The engine runs cooler. This results in less risk of engine damage.
Cleaner exhaust gases are generated, because large quantities of free oxygen can react with primary combusted exhaust gases already in the cylinder--a form of built-in EGR. These quantities of free oxygen can react with fuel residues in the cylinder, all the way out of the engine, through the intake and exhaust manifold, the turbo, the exhaust pipe and catalyst and the remaining hot parts of the engine exhaust system.
The more air that is sucked or pressed into the cylinder prior to combustion, the cleaner the combustion residues. Hydro carbons, carbon oxides and nitrogen oxides are emitted to a correspondingly lesser extent.
With the aid of modem engine electronics, the inventive device can be controlled so that the amount of injected fuel is separated linearly from the amount of air consumed.
The following results are obtained with the local primary combustion in accordance with the invention:
Sooting is drastically decreased, particularly in the case of cold engine starts when an additionally heavy fuel/air mixture is required for ignition. The present invention enables the mixture to be placed and ignited locally.
Positive combustion with good control over the ignition range of the fuel/air mixture results in less risk of ignition failure and therewith in less engine wear.
High compression is possible. The amount of fuel can be finely adjusted in quantity and positioning in the combustion chamber, which reduces the risk of spiking.
Other fuels can supplement the primary combustion. For instance, gas, alcohol, diesel, kerosene or some less ignitable fuel can be used. Supplementary fuel can be sucked in through the intake valve together with other air, and ignited by the primary combustion.
In view of the absence of gas throttle and indicators for indicating air quantity, air temperature, humidity, air density, EGR devices, air pumps, and so on, the engine construction will be much simpler. The entire device can be accommodated in the space occupied by the spark plugs of present-day engines.
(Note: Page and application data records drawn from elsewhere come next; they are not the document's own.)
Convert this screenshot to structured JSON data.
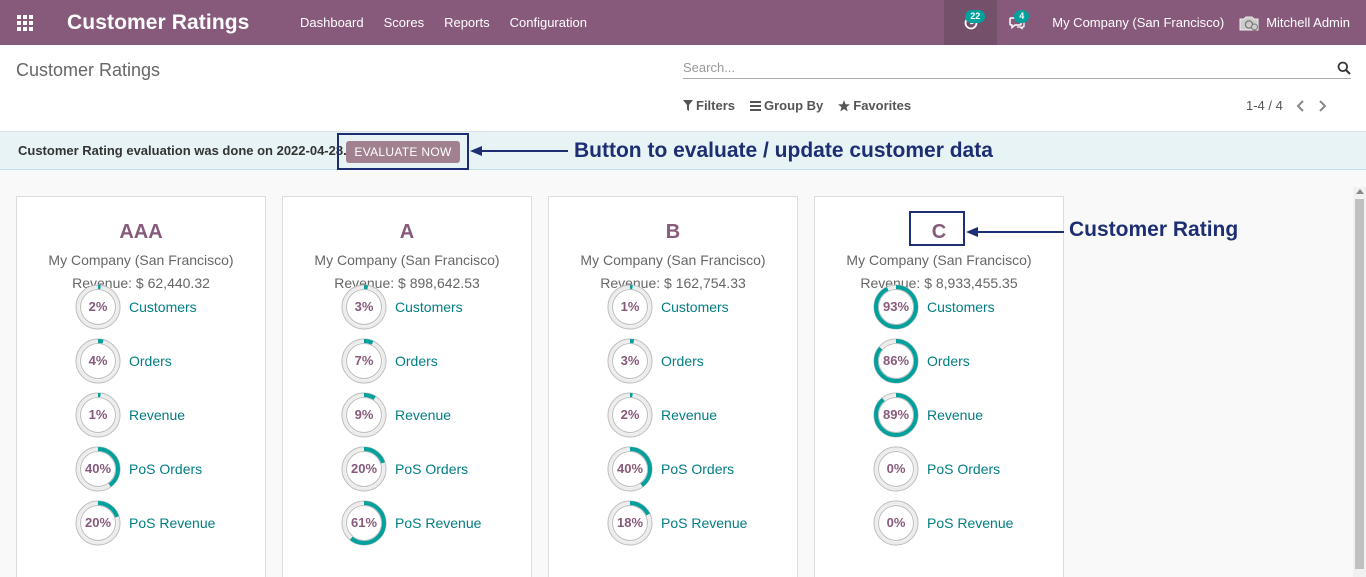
{
  "navbar": {
    "app_title": "Customer Ratings",
    "menu": [
      "Dashboard",
      "Scores",
      "Reports",
      "Configuration"
    ],
    "activity_count": "22",
    "message_count": "4",
    "company": "My Company (San Francisco)",
    "user": "Mitchell Admin"
  },
  "control_panel": {
    "title": "Customer Ratings",
    "search_placeholder": "Search...",
    "filters_label": "Filters",
    "group_by_label": "Group By",
    "favorites_label": "Favorites",
    "pager": "1-4 / 4"
  },
  "alert": {
    "text": "Customer Rating evaluation was done on 2022-04-28.",
    "button_label": "EVALUATE NOW",
    "annotation": "Button to evaluate / update customer data"
  },
  "rating_annotation": "Customer Rating",
  "colors": {
    "navbar": "#875a7b",
    "accent": "#00a09d",
    "link": "#017e84",
    "annotation": "#1d2f72"
  },
  "cards": [
    {
      "rating": "AAA",
      "company": "My Company (San Francisco)",
      "revenue": "Revenue: $ 62,440.32",
      "metrics": [
        {
          "pct": "2%",
          "value": 0.02,
          "label": "Customers"
        },
        {
          "pct": "4%",
          "value": 0.04,
          "label": "Orders"
        },
        {
          "pct": "1%",
          "value": 0.01,
          "label": "Revenue"
        },
        {
          "pct": "40%",
          "value": 0.4,
          "label": "PoS Orders"
        },
        {
          "pct": "20%",
          "value": 0.2,
          "label": "PoS Revenue"
        }
      ]
    },
    {
      "rating": "A",
      "company": "My Company (San Francisco)",
      "revenue": "Revenue: $ 898,642.53",
      "metrics": [
        {
          "pct": "3%",
          "value": 0.03,
          "label": "Customers"
        },
        {
          "pct": "7%",
          "value": 0.07,
          "label": "Orders"
        },
        {
          "pct": "9%",
          "value": 0.09,
          "label": "Revenue"
        },
        {
          "pct": "20%",
          "value": 0.2,
          "label": "PoS Orders"
        },
        {
          "pct": "61%",
          "value": 0.61,
          "label": "PoS Revenue"
        }
      ]
    },
    {
      "rating": "B",
      "company": "My Company (San Francisco)",
      "revenue": "Revenue: $ 162,754.33",
      "metrics": [
        {
          "pct": "1%",
          "value": 0.01,
          "label": "Customers"
        },
        {
          "pct": "3%",
          "value": 0.03,
          "label": "Orders"
        },
        {
          "pct": "2%",
          "value": 0.02,
          "label": "Revenue"
        },
        {
          "pct": "40%",
          "value": 0.4,
          "label": "PoS Orders"
        },
        {
          "pct": "18%",
          "value": 0.18,
          "label": "PoS Revenue"
        }
      ]
    },
    {
      "rating": "C",
      "company": "My Company (San Francisco)",
      "revenue": "Revenue: $ 8,933,455.35",
      "metrics": [
        {
          "pct": "93%",
          "value": 0.93,
          "label": "Customers"
        },
        {
          "pct": "86%",
          "value": 0.86,
          "label": "Orders"
        },
        {
          "pct": "89%",
          "value": 0.89,
          "label": "Revenue"
        },
        {
          "pct": "0%",
          "value": 0.0,
          "label": "PoS Orders"
        },
        {
          "pct": "0%",
          "value": 0.0,
          "label": "PoS Revenue"
        }
      ]
    }
  ]
}
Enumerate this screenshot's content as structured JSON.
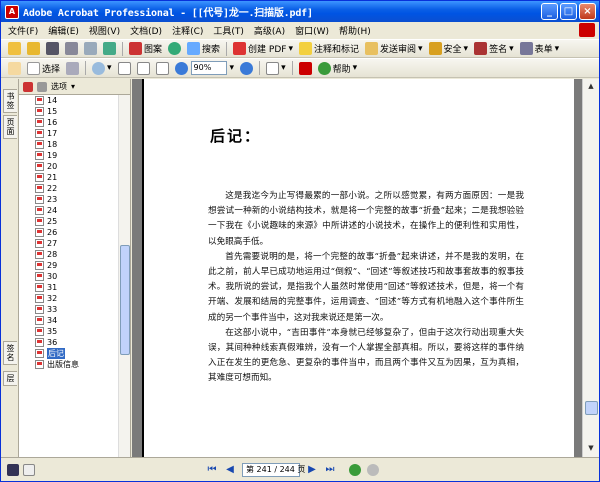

Existing engines, in motor vehicles and boats among others, can be provided with the present invention. The construction can be placed in existing space for spark plugs with which all petrol-driven engines are provided, both carburetor engines and injection engines and irrespective of the number of valves.
Although the invention has been described with reference to a number of different embodiments thereof, it will be understood that different solutions in the different examples can be combined arbitrarily with one another, and that other known detailed solutions in internal combustion engines can be combined with the invention without departing from the inventive concept.